Washington (CNN) - Day Two of the culture wars at the Supreme Court over same-sex marriage, and another opportunity for the justices to give political and legal clarity to a contentious issue.
This all further intensifies interest in Wednesday's arguments on the constitutionality of a federal law that, like California, defines marriage as only between a man and a woman.
But a practical impact of the 1996 Defense of Marriage Act means federal tax, Social Security, pension, and bankruptcy benefits, and family medical leave protections - do not apply to gay and lesbian couples.
The appeal centers on that element and involves Edith "Edie" Windsor, who was forced to assume an estate tax bill much larger than other married couples would have to pay. Because her decades-long partner was a woman, the federal government did not recognize the same-sex marriage in legal terms, even though their home state of New York did.
Shannon Travis previews the DOMA case arguments before the Supreme Court on "Early Start" this morning.
Washington (CNN) - The meaning of marriage.
It's an issue that does not get more basic, yet the complexity surrounding the legal, social, and political implications of expanding that right to gays and lesbians is now squarely before the Supreme Court.
The justices launch an epic public dialogue on Tuesday when they hear oral arguments in the first of two appeals to state and federal laws restricting same-sex marriage. The second round will be on Wednesday.
This morning on "Early Start," CNN's Shannon Travis looks at three possible outcomes in the case before the Supreme Court.
(CNN) – Heman Marion Sweatt and Abigail Noel Fisher both wanted to attend the University of Texas at Austin.
Both claimed their race was a primary reason for their rejection. Both filed civil rights lawsuits, and the Supreme Court ultimately agreed to hear their separate appeals – filed more than half a century apart.
Their cases share much in common – vexing questions of competition, fairness, and demographics – and what role government should play when promoting political and social diversity. But it is the key difference between these plaintiffs – separated by three generations and a troubled road to "equality" – that now confronts the nation's highest court: Sweatt was black, Fisher is white.
Sweatt's 1950 case produced a landmark court ruling that set the stage for the eventual end of racial segregation in public facilities.
Fisher's case will be heard by the justices Wednesday.
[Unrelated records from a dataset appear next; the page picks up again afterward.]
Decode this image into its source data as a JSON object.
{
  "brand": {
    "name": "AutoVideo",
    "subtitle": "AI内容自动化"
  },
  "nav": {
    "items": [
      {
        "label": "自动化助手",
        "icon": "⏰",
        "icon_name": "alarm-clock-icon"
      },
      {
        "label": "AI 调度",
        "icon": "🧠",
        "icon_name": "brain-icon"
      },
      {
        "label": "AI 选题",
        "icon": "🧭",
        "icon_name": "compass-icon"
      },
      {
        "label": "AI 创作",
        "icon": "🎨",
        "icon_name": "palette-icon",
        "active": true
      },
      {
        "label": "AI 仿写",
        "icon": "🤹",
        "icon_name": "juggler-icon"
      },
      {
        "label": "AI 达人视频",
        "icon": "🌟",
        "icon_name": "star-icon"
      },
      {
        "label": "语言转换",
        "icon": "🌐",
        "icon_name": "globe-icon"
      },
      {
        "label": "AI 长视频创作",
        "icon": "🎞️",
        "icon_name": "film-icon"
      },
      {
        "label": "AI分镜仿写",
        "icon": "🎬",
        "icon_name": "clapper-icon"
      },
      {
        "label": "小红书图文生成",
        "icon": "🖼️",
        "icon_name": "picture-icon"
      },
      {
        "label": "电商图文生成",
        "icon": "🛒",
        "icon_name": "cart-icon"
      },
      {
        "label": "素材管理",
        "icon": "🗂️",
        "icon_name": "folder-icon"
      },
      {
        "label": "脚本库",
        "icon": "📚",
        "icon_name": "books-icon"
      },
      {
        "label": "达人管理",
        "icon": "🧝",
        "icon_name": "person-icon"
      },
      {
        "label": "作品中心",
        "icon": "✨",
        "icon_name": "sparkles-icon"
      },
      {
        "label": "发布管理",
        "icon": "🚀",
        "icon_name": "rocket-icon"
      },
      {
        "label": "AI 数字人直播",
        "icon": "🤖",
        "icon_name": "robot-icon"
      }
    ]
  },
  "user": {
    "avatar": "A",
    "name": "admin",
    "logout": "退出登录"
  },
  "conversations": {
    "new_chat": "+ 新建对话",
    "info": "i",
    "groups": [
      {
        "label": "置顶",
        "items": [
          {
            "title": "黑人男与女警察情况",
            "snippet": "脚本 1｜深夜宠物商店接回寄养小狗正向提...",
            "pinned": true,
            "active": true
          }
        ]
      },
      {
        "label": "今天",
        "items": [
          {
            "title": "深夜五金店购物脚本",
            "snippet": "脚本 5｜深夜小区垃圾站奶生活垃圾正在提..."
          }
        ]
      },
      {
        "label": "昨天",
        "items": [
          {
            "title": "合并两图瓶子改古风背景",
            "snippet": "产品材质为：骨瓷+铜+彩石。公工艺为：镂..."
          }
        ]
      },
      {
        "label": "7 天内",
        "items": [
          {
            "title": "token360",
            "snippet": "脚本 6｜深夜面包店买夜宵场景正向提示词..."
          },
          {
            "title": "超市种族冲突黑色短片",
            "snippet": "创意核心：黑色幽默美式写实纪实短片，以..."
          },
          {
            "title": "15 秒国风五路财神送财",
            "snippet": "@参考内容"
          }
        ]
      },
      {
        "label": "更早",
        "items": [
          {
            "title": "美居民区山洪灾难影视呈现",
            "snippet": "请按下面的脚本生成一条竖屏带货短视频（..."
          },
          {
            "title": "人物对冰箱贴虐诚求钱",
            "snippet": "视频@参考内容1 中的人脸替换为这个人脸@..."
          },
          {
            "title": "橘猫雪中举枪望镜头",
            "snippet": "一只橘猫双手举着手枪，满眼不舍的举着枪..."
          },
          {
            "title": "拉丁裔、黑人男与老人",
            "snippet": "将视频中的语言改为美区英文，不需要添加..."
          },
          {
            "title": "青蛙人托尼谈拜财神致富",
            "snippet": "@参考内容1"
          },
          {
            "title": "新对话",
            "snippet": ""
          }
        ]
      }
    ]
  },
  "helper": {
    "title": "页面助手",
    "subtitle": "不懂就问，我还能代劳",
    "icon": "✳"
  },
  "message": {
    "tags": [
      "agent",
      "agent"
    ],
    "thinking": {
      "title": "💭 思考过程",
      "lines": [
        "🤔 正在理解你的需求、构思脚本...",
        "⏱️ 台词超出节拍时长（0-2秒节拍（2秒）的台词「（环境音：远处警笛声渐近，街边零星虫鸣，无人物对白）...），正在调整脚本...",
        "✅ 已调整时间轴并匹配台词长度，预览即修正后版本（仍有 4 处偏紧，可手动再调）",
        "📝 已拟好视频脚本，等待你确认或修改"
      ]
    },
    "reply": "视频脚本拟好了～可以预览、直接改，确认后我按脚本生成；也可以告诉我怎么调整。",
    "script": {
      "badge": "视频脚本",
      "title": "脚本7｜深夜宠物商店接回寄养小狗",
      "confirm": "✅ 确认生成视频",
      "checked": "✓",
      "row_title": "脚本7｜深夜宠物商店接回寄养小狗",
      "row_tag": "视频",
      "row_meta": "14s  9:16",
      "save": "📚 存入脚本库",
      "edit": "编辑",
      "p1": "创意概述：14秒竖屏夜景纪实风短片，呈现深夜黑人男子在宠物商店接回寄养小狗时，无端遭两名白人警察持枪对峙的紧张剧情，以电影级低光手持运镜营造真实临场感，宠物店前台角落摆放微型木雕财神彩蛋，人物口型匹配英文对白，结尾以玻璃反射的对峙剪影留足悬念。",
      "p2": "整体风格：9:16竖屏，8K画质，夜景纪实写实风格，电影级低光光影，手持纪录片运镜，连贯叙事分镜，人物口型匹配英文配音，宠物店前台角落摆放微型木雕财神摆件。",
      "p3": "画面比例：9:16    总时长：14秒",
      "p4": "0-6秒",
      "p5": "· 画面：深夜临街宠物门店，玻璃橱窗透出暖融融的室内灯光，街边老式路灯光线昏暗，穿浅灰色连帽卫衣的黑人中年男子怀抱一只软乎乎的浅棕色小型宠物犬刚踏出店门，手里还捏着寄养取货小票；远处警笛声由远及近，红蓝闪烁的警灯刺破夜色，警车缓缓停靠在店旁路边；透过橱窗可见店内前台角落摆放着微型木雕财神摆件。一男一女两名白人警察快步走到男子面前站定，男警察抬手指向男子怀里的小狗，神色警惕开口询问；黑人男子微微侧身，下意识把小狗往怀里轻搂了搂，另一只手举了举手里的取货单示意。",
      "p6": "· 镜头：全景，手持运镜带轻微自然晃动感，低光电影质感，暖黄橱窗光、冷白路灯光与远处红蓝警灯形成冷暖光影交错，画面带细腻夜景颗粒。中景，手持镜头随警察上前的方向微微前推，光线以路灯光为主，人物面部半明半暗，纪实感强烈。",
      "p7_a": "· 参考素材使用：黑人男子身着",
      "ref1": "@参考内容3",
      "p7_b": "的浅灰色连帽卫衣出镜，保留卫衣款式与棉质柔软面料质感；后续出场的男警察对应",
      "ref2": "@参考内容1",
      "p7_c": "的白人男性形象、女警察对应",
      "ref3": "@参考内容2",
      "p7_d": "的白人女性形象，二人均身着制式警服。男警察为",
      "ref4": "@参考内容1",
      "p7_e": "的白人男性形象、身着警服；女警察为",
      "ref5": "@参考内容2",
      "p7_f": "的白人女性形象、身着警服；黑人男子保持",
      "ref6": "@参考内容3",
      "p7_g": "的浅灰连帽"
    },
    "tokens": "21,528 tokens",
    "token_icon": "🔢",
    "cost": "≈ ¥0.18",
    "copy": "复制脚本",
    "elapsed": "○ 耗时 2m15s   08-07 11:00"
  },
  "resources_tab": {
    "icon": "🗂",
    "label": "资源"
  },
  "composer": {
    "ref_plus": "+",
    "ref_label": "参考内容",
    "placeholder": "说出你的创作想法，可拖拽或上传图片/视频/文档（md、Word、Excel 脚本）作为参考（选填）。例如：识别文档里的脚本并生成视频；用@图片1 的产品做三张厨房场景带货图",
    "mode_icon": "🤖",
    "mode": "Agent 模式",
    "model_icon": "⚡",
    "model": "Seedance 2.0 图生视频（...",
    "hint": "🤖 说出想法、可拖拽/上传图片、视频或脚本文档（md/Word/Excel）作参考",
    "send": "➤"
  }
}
The question here could come down to whether a majority on the bench believes affirmative action has run its course – no longer necessary in a country that has come far to confront its racially divisive past, a country that has a president who is African-American.
On "Early Start" this morning, CNN's Joe Johns explains the arguments in the current case before the Supreme Court.
Syria’s Foreign Minister is slated to address the U.N. General Assembly this morning. The annual meeting wraps up today with Syria on the agenda while the crisis there has been the focal issue for world leaders throughout the session. CNN’s Foreign Reporter Elise Labott joins Zoraida Sambolin on “Early Start” this morning with details on what to expect from the speech.
Labott expects the minister “is going to make a vigorous defense of the regime’s activities.” Labott says throughout the session Syria’s foreign minister has been “lumping all the opposition, even the peaceful protestors, in with these rebels and insurgents that have been bombing a lot of regime facilities.” She expects him to say, “‘Listen, We need to crack down on terrorism. And you need to crack down on states like Qatar and Saudi Arabia who are funding these guys.'”
In his new book entitled, "The Oath: The Obama White House And The Supreme Court," CNN senior legal analyst Jeffrey Toobin reveals never-heard-before details of the relationship between the president and the supreme court.
This morning on "Early Start," Toobin shares information from his book regarding Chief Justice John Roberts' flub during Obama's nauguration. Toobin explains, John Roberts "prepared a version of the oath marking off where the breaks would be and his assistant emailed that to the secretary at the congressional inaugural committee. That secretary never opened the attachment and never forwarded it to Obama's office."
Toobin's book also takes a closer look at what he calls the current competing visions of president Obama and Chief Justice Roberts. Toobin argues that there is an ideological battle between Obama and Chief Justice John Roberts concluding that one believes in change and the other believes in stability.
Rep. Michael Burge (R-Texas) on the issues with the health care case before the U.S. Supreme Court.
SCOTUSblog.com's Tom Goldstein on the central arguments for and against the health care case before the Supreme Court. He also explain the misinformation surrounding the case.